While breastfeeding should not be inherently painful after breast surgery, some women may experience discomfort or altered sensations due to surgical changes in breast tissue or nipple sensitivity. Consulting with a lactation specialist can help address such issues.

9. If I cannot breastfeed after breast surgery, what are my options?

If breastfeeding is not possible after breast surgery, various alternatives like pumping and bottle-feeding expressed breast milk or using infant formula can be considered. It is essential to choose the option that suits both you and your baby’s needs.

10. Can I still bond with my baby if I cannot breastfeed after breast surgery?

Absolutely! Breastfeeding is one way to bond with your baby, but it is not the only way. Caring for your baby, skin-to-skin contact, cuddling, and engaging in other activities can also establish a strong bond between you and your little one.

Conclusion

Overall, the ability to breastfeed after breast surgery largely depends on the type and extent of the surgery, as well as individual factors such as milk supply and nipple sensitivity. The key findings discussed in this article shed light on the various possibilities and challenges that women may encounter when attempting to breastfeed after undergoing breast surgery.

Firstly, it is important to consider the type of surgery performed. Breast augmentation surgery, particularly when the implant is inserted through the armpit or under the breast, is less likely to affect breastfeeding compared to surgeries that involve incisions around the areola or nipple. In the latter case, the milk ducts may be damaged, resulting in decreased milk supply. Additionally, breast reduction surgery may also impair milk production due to the removal of breast tissue.

Secondly, the individual circumstances of each woman play a crucial role in determining the success of breastfeeding after surgery. Factors such as hormone levels, pre-existing conditions, and overall health can affect milk supply. Nipple sensitivity or changes in nipple appearance due to surgery can also impact the latch and effectiveness of breastfeeding. In certain cases, the support of a lactation consultant may be necessary to address specific breastfeeding challenges and provide guidance.

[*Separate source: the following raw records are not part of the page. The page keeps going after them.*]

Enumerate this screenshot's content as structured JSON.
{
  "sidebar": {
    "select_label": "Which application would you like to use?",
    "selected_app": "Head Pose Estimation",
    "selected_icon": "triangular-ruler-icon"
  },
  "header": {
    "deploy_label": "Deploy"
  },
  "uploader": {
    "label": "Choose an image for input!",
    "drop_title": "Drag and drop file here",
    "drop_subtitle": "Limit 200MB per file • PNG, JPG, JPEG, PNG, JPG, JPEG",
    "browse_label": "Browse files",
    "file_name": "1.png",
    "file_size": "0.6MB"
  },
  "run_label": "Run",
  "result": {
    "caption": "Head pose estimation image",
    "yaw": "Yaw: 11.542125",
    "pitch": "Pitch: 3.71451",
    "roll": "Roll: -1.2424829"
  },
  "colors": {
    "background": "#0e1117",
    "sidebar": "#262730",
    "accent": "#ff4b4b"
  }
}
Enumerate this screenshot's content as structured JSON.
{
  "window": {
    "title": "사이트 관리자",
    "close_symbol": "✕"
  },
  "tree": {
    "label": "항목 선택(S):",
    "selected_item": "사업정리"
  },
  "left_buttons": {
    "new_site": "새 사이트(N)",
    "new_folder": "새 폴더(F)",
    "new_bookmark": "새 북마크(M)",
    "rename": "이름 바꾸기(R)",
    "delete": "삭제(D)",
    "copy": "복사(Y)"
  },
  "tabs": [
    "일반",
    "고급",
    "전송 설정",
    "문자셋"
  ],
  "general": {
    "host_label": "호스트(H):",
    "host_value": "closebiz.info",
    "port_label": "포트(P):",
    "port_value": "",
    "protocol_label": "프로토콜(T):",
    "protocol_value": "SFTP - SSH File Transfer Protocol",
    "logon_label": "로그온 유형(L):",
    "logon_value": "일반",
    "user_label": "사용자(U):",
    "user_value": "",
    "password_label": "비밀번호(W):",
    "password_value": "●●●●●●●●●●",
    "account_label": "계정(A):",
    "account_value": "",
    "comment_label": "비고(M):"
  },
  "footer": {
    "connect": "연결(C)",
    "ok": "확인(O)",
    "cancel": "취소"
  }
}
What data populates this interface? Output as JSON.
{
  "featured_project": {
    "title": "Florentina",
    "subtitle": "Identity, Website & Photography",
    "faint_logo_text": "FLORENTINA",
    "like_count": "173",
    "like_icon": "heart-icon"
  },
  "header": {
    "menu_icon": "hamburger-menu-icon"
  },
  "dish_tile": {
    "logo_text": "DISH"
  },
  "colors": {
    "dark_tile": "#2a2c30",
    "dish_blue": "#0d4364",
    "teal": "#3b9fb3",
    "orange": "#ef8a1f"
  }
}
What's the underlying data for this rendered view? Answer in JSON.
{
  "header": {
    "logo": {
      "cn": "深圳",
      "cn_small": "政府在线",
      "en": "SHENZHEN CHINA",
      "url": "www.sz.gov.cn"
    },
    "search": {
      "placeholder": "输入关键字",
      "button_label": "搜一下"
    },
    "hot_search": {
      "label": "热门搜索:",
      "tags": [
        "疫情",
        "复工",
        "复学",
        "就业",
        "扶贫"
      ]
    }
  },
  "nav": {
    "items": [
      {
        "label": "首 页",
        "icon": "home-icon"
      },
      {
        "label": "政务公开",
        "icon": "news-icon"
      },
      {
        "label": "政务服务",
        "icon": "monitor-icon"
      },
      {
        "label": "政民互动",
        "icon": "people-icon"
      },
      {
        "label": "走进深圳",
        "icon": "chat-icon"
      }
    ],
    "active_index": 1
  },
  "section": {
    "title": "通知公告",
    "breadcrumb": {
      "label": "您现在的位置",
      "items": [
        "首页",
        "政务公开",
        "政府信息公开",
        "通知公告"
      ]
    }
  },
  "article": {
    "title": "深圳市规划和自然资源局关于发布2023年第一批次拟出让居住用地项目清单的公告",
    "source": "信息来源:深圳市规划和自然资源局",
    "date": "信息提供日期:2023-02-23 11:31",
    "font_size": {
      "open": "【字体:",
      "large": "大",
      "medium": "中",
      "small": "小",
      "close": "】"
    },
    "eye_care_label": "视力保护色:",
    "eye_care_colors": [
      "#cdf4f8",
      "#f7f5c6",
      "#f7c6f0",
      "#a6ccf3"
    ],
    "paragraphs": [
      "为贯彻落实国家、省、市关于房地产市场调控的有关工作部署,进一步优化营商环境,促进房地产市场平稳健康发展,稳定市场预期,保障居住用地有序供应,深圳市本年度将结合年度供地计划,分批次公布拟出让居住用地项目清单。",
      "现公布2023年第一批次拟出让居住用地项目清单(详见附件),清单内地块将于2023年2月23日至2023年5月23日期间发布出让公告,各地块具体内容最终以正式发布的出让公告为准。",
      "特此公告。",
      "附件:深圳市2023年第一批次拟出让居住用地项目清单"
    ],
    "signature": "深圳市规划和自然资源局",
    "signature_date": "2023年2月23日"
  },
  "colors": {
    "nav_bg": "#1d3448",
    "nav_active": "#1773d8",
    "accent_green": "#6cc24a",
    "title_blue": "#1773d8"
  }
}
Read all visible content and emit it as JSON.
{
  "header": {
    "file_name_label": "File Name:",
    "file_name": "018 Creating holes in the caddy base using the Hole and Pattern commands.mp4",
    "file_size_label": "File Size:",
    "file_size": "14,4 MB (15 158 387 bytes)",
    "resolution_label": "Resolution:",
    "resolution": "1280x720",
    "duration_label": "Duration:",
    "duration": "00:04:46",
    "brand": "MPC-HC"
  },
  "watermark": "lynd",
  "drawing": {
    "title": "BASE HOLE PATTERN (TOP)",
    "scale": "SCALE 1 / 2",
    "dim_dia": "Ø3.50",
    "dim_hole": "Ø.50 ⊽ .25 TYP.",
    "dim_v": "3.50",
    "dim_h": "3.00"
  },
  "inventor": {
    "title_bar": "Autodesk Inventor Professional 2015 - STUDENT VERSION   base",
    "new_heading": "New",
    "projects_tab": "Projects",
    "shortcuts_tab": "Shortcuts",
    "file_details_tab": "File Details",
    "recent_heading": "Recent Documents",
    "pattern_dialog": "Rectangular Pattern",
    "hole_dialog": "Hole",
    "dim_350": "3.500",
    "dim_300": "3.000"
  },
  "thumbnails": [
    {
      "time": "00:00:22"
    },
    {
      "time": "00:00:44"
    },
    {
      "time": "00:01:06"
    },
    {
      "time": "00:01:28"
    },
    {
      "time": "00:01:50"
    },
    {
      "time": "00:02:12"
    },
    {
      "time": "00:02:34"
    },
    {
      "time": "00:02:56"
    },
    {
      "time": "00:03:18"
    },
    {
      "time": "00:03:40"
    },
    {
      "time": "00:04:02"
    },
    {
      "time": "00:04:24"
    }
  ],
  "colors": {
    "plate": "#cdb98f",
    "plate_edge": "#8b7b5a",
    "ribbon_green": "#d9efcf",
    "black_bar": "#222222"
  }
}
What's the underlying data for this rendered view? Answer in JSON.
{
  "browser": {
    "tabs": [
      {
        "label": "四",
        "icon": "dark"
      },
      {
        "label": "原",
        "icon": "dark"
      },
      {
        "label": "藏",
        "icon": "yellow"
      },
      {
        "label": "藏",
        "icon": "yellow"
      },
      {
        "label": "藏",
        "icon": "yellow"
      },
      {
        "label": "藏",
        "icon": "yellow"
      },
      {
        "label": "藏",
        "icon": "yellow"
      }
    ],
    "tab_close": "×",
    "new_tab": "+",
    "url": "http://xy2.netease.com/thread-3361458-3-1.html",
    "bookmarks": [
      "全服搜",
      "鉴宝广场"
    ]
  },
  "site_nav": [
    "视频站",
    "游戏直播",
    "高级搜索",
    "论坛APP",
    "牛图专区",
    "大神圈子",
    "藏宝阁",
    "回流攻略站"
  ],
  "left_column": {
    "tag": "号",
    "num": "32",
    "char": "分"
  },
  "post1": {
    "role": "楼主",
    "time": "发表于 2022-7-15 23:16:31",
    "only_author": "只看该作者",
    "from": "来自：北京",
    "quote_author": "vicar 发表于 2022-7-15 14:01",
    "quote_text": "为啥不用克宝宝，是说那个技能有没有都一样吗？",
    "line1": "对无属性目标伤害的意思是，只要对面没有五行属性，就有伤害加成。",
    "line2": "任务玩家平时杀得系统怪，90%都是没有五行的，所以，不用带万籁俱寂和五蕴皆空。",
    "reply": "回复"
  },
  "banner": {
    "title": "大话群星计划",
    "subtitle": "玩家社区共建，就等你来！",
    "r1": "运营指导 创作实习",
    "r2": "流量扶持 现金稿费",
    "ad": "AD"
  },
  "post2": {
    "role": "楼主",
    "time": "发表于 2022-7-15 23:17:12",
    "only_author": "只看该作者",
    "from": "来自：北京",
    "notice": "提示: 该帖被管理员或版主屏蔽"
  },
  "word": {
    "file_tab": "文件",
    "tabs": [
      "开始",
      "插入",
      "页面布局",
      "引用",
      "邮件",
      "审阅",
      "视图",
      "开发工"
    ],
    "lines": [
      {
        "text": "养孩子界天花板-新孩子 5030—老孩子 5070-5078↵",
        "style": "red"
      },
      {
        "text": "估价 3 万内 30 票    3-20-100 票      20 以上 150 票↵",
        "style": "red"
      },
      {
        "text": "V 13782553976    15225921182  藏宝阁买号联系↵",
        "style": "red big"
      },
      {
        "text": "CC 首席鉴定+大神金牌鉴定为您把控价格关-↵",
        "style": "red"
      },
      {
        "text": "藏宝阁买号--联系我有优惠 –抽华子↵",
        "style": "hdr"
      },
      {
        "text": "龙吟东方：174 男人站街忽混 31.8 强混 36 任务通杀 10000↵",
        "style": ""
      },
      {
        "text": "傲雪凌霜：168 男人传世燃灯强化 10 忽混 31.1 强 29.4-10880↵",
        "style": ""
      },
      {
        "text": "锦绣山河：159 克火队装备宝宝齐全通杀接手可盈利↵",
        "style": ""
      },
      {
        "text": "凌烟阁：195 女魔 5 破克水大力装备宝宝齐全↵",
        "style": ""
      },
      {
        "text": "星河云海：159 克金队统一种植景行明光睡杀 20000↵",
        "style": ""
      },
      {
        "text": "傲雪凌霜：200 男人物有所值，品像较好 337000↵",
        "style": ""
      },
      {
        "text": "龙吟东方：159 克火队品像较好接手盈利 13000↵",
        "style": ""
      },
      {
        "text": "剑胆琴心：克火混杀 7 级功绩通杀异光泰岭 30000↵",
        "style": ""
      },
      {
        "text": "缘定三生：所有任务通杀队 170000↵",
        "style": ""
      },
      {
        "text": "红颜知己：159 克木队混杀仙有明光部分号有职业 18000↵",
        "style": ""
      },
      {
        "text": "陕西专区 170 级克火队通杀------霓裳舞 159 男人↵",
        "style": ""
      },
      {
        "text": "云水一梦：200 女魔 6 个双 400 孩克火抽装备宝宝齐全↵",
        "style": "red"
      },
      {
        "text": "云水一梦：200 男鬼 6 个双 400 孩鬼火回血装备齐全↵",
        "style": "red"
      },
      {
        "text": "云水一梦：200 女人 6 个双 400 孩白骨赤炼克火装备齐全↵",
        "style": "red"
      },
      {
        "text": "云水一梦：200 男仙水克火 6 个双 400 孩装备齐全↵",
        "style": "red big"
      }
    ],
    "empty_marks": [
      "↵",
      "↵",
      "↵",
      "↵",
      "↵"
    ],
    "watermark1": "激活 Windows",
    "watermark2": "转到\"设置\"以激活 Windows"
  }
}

In conclusion, while some women may be able to breastfeed successfully after breast surgery, others may face difficulties or decreased milk supply. It is essential for women considering surgery or who have already undergone breast surgery to consult with their healthcare provider or a lactation specialist to understand the potential effects on breastfeeding and explore various strategies to enhance their chances of successful breastfeeding.